Yes, there always were voices of reason arguing that social media was but a single arrow in the quiver, and possibly not even the one that went the furthest or sank the deepest. But those voices were all but drowned out by competing views that social media had changed everything, was destroying traditional P.R., and would reward those who hopped on its bandwagon while punishing everyone who stayed off.
Be honest now. Does anyone still make that claim?
I think a couple things combined to make social media less of a star than it purported to be. One was inherent in the concept itself: social media is merely a way for people to mass-communicate.
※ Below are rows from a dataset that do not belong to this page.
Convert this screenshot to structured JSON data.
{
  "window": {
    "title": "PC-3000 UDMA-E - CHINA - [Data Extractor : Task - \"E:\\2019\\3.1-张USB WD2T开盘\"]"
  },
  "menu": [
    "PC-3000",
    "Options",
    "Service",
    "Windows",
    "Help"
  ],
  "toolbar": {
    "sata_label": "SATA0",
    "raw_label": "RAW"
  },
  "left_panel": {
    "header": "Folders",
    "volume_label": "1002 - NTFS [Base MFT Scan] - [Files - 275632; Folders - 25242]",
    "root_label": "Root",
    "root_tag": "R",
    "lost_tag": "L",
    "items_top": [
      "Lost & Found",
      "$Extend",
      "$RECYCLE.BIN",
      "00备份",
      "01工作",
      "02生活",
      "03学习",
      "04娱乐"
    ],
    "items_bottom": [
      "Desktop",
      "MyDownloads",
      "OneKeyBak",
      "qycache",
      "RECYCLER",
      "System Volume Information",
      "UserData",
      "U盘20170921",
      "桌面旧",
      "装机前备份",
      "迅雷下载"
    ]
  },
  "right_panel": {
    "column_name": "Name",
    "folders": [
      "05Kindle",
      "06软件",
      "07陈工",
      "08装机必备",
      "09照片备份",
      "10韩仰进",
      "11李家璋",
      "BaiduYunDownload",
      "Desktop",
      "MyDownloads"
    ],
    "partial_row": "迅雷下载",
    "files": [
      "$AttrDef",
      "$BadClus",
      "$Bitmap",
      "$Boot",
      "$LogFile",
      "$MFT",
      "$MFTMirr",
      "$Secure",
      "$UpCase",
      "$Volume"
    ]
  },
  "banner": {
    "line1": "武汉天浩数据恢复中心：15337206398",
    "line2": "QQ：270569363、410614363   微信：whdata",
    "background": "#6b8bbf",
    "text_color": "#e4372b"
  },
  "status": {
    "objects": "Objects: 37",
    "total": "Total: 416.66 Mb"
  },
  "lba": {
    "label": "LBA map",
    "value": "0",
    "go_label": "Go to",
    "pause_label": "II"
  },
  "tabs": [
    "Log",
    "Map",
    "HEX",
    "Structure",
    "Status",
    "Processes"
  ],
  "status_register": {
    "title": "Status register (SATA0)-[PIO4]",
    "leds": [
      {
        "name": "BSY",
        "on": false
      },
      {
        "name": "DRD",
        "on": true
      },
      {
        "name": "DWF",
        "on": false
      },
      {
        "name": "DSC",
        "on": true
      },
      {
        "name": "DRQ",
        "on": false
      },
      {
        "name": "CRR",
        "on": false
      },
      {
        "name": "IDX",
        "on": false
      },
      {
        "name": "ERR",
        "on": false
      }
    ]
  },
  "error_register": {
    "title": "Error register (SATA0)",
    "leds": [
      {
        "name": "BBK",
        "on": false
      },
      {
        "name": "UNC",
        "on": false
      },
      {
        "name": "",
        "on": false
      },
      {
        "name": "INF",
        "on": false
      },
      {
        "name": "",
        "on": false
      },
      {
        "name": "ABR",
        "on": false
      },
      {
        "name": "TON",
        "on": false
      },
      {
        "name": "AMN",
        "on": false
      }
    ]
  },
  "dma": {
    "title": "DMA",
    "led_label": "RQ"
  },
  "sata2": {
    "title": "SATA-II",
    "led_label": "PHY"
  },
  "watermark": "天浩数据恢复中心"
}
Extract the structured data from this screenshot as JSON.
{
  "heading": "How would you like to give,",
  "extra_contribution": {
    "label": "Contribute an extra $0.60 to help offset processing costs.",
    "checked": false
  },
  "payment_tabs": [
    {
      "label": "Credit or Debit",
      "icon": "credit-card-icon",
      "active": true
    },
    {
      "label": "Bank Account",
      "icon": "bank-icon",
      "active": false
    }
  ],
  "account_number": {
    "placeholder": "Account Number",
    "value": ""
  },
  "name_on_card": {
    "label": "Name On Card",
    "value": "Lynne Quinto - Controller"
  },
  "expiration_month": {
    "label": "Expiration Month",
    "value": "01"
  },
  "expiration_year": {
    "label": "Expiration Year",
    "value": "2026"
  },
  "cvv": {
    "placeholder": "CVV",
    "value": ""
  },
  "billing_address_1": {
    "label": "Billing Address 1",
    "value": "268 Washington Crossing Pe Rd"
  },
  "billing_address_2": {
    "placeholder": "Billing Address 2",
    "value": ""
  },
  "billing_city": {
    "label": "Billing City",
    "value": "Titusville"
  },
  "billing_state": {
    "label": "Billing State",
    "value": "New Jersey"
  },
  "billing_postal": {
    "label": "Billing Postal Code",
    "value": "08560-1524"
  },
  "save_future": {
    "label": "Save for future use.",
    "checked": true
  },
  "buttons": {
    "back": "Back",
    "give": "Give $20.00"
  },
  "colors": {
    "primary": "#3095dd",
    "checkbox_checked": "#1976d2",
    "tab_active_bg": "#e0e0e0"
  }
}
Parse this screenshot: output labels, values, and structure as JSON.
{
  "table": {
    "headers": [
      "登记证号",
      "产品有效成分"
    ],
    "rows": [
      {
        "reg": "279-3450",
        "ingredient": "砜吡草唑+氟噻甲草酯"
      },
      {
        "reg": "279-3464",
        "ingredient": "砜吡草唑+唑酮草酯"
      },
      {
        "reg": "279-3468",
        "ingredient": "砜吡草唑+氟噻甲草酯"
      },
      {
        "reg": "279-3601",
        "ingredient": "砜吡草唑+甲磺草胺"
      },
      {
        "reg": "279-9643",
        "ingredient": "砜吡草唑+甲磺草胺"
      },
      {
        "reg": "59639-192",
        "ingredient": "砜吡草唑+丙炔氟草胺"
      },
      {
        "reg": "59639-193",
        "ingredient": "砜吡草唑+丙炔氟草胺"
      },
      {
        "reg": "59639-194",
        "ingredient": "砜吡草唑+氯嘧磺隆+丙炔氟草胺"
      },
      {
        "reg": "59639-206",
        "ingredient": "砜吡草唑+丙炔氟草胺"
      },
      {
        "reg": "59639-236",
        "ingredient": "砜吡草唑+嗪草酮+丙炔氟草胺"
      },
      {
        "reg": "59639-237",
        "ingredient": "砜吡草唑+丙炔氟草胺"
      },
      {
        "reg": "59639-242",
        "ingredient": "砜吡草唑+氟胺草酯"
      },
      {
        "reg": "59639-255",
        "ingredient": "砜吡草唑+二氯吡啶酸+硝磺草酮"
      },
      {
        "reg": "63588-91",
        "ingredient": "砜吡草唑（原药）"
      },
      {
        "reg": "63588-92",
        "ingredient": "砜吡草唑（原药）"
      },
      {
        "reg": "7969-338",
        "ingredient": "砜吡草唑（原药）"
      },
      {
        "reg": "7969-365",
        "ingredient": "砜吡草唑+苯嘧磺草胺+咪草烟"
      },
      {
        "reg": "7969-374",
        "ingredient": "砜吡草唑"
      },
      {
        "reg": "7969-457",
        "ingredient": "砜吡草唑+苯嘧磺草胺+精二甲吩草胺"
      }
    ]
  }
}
That’s good, but what does it have to do with selling wine? Not much. People said social media would replace other sorts of sales techniques with peer-to-peer recommendations. Actually, that happened all too well. The peer-to-peer space is shared by an expanding universe of sources. A million peer-to-peer networks result in a million different wines being recommended, each for about 15 nanoseconds of fame.
Another reason the social media revolution failed was because of the Recession. Funny how an event that seemed historic at the time can be vaporized by another event that has truly Historic with-a-capital-H ramifications: namely, the collapse of the global economy. Maybe, just maybe social media could have been more helpful for wineries, if there hadn’t been a meltdown and people actually had the disposable income to buy wine. But that’s a hypothetical situation we can dispense with.
Everything feels like it’s in stasis these days. Black Friday and Cyber Monday aside, nobody’s buying, nobody’s spending, nobody’s hiring, nobody’s lending. If I were a young grad student wanting to move into winery P.R. and attending Rusty’s class, I think my first question to his guests (Sara Schneider from Sunset and Paul Mabray from VinTank) would be: Now that we’ve seen the limitations of social media for winery P.R., what traditional approaches do you believe will work? If I had to answer that question, I’d say that in addition to (not in place of) social media, a winery should have someone representing it who is ultra-skilled at captivating the media. That person might come from internal P.R. or external P.R., or it might be someone like Robert Mondavi, Gary Pisoni or Jayson Woodbridge, none of whom needed P.R. agents at all because they were such dynamic geniuses on their own. Of course, not everyone has that level of flash, which is why God invented public relations. As to the exact form of P.R. that works, impossible to say. It depends on the winery situation. If there were a formula, everyone would know it by now. Obviously, there isn’t.
Anyhow, like I wrote, I’ll be in beautiful Santa Barbara this week, reporting for Wine Enthusiast, doing a big blind tasting of local wines and, hopefully, coming up with interesting posts for my blog!